Pertussis-containing vaccine (whooping cough vaccine) has been used routinely in pregnant women in the UK since October 2012. The Medicines and Healthcare products Regulatory Agency (MHRA) carefully monitors its safety. The MHRA's study of around 20,000 vaccinated women has found no evidence of risks to pregnancy or babies.
To date, around 69% of eligible pregnant women have received the whooping cough vaccine, with no safety concerns being identified in the baby or mother.
Many other countries, including the US, Argentina, Belgium, Spain, Australia and New Zealand, recommend vaccination against whooping cough in pregnancy.
Is whooping cough vaccination in pregnancy working?
Yes, it is. Published research from the UK vaccination programme shows that vaccinating pregnant women against whooping cough has effectively protected young babies until they can have their first vaccination when they are eight weeks old.
Which whooping cough vaccine will I be given?
As there is no whooping cough-only vaccine, the vaccine you'll be given also protects against polio, diphtheria and tetanus. The vaccine is called Boostrix IPV.
What are the side effects of the whooping cough vaccine?
You may have mild side effects such as swelling, redness or tenderness for a few days when the vaccine is injected into your upper arm, just as you would with any vaccine. Other side effects can include fever, irritation at the injection site, swelling of the vaccinated arm, loss of appetite, irritability and headache. Serious side effects are extremely rare.
Should I be concerned about whooping cough?
Whooping cough is a highly infectious, serious illness that can lead to pneumonia and brain damage, particularly in young babies. Most babies with whooping cough will need hospital treatment, and they may die when it is very severe.
Are babies vaccinated against whooping cough to protect them?
Yes, they are, but the babies getting whooping cough are generally too young to have started their usual vaccinations, so they are not protected against the disease.
How can I protect my baby from whooping cough?
The only way you can help protect your baby from whooping cough in the first few weeks after birth is by having the whooping cough vaccination yourself while pregnant.
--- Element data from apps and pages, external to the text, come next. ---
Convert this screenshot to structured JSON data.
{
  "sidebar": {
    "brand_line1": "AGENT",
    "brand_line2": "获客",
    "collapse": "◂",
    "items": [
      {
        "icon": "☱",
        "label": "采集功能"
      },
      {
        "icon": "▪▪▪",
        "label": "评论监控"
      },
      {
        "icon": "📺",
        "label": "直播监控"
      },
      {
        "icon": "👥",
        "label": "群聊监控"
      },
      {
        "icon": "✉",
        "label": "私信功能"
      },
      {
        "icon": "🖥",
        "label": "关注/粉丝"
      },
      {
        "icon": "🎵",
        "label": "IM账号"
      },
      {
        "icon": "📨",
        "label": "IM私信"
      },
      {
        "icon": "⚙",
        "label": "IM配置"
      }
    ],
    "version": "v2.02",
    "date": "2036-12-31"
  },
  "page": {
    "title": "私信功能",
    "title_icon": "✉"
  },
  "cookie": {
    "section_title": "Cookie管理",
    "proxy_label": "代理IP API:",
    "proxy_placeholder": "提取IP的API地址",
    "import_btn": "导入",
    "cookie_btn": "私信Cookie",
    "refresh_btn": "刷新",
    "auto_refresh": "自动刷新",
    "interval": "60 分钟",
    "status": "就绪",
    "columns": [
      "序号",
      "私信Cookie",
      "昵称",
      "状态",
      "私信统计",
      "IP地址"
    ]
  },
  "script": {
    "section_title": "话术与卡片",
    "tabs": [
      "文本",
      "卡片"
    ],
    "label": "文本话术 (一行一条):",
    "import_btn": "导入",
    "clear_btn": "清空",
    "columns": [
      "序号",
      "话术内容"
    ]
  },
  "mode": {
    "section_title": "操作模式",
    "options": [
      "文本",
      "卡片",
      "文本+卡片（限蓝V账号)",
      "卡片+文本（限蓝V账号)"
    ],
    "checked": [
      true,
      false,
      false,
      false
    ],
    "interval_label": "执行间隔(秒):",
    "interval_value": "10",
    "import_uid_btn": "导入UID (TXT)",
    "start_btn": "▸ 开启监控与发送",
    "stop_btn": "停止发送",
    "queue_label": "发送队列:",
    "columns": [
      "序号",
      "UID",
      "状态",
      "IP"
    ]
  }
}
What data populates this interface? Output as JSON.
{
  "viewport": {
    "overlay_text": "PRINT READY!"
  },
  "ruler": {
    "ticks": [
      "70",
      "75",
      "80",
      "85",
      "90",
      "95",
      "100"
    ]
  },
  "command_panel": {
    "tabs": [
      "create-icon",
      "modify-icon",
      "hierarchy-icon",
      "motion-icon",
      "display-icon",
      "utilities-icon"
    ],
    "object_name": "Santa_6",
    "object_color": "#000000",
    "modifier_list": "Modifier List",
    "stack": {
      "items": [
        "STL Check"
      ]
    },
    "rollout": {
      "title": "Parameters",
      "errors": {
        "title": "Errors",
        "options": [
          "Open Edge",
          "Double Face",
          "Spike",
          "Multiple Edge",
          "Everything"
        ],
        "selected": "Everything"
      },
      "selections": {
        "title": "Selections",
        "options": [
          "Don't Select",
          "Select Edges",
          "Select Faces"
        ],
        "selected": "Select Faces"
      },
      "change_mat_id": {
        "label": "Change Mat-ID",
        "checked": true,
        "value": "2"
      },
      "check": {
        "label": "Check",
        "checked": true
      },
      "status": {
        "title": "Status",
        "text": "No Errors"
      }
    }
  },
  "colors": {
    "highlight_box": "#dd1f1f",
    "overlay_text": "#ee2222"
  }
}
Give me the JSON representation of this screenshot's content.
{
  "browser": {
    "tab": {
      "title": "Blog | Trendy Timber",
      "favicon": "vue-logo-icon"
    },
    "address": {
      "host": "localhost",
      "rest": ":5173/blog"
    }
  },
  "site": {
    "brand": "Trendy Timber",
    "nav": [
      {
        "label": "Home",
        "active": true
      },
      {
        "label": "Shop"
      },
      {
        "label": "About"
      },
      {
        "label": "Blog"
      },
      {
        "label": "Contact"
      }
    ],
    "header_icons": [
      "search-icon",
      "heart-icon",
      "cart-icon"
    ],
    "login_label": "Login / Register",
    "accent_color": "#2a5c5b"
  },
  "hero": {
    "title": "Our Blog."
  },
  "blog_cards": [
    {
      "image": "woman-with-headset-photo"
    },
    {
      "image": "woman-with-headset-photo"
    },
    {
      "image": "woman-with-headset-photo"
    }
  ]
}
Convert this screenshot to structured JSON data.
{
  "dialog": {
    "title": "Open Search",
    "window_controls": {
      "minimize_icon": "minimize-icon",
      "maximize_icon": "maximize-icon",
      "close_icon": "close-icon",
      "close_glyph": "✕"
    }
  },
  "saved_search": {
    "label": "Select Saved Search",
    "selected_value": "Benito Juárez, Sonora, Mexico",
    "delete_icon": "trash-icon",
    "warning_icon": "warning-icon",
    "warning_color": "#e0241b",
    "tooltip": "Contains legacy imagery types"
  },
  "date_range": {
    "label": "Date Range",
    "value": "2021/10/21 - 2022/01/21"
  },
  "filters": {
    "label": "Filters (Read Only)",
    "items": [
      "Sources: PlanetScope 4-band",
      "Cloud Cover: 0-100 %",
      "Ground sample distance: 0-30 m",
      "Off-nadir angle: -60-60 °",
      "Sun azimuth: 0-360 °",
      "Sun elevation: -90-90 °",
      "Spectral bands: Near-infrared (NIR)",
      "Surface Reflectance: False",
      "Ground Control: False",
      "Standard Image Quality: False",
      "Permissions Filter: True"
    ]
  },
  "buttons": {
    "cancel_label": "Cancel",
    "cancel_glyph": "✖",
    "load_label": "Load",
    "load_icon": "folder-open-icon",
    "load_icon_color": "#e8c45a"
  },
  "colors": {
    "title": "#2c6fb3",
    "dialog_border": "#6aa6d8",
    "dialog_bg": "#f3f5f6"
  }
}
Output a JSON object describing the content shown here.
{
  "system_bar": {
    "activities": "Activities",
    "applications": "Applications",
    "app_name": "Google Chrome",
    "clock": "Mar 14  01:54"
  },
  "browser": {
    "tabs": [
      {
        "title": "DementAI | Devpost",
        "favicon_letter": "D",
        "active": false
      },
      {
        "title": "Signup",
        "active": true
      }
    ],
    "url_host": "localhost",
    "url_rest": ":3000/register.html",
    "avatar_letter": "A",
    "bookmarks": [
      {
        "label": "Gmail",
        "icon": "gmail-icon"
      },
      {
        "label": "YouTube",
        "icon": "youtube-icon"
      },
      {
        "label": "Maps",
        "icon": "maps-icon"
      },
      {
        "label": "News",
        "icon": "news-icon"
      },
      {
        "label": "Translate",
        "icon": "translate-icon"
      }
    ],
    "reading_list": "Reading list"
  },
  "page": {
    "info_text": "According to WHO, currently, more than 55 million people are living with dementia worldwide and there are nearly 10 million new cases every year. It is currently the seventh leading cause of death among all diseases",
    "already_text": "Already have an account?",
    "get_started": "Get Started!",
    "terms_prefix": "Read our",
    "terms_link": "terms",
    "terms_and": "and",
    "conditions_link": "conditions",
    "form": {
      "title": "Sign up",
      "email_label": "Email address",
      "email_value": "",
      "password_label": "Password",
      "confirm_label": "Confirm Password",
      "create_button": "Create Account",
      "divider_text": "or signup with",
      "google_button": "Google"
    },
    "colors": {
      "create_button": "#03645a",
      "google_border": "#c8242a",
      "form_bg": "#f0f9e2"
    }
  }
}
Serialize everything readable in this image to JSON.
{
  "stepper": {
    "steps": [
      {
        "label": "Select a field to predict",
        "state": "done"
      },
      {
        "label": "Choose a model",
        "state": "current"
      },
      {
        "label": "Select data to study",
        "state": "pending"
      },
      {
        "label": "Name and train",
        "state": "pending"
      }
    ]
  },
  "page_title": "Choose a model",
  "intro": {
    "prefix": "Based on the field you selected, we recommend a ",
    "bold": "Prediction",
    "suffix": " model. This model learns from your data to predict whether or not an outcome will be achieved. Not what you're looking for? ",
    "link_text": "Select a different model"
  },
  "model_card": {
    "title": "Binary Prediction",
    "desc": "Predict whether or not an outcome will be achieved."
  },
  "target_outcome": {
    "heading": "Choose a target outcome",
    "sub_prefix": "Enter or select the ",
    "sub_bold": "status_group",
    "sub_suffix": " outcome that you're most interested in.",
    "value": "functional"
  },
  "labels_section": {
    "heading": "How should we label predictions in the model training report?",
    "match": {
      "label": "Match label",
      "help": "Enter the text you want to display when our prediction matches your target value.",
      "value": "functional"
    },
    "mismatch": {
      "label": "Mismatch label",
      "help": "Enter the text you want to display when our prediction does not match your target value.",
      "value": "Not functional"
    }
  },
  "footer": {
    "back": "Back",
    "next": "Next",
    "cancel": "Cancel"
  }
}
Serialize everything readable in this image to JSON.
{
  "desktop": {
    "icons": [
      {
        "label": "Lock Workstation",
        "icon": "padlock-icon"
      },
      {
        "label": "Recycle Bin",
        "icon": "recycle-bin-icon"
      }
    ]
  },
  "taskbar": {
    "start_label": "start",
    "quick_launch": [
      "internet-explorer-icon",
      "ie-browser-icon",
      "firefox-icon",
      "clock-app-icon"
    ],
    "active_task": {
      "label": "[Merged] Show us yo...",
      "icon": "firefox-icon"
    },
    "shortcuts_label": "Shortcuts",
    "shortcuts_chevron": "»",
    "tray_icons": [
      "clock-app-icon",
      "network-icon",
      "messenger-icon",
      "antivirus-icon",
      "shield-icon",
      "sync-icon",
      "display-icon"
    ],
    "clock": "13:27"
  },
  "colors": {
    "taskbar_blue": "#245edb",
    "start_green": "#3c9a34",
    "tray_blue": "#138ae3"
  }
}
After vaccination, your body produces antibodies to protect against whooping cough. You will then pass some immunity to your unborn baby.
Will the whooping cough vaccine in pregnancy give me whooping cough?
No. The whooping cough vaccine is not a "live" vaccine. This means it does not contain whooping cough (polio, diphtheria or tetanus) and cannot cause whooping cough in you or your baby.
Will my baby still need to be vaccinated at 8 weeks if I've had the whooping cough vaccine while pregnant?
Can I have the whooping cough vaccine at the same time as the flu jab?
Yes, you can have the whooping cough vaccine when you get the flu vaccine, but do not delay your flu jab so that you can have both at the same time.
As a child, I was vaccinated against whooping cough; do I need to get vaccinated again?
Yes, because any protection you may have had through whooping cough or being vaccinated when you were young is likely to have worn off and will not provide sufficient protection for your baby.
I was vaccinated against whooping cough in a previous pregnancy, do I need to be vaccinated again?
Yes, you should get re-vaccinated from 16 weeks in each pregnancy to maximise protection for your baby.
How do I spot whooping cough in my baby?
Be alert to the signs and symptoms of whooping cough, which include severe coughing fits that may be accompanied by difficulty breathing (or pauses in breathing in young infants) or vomiting after coughing and the characteristic "whoop" sound.
If you are worried your baby may have whooping cough, contact your doctor immediately.
Where is this service available?
This service is available in our branches, which are commutable from anywhere in Yorkshire, including Leeds, Bradford, Wakefield, York, Huddersfield, Sheffield, Barnsley, Hull, Doncaster, Ripon, Harrogate, Dewsbury, Keighley and Scarborough.
Are next-day appointments available?
Yes, you can get next-day appointments at all our branches. Contact our customer care team if you cannot find an available slot.
Next-day appointments are available at our branches.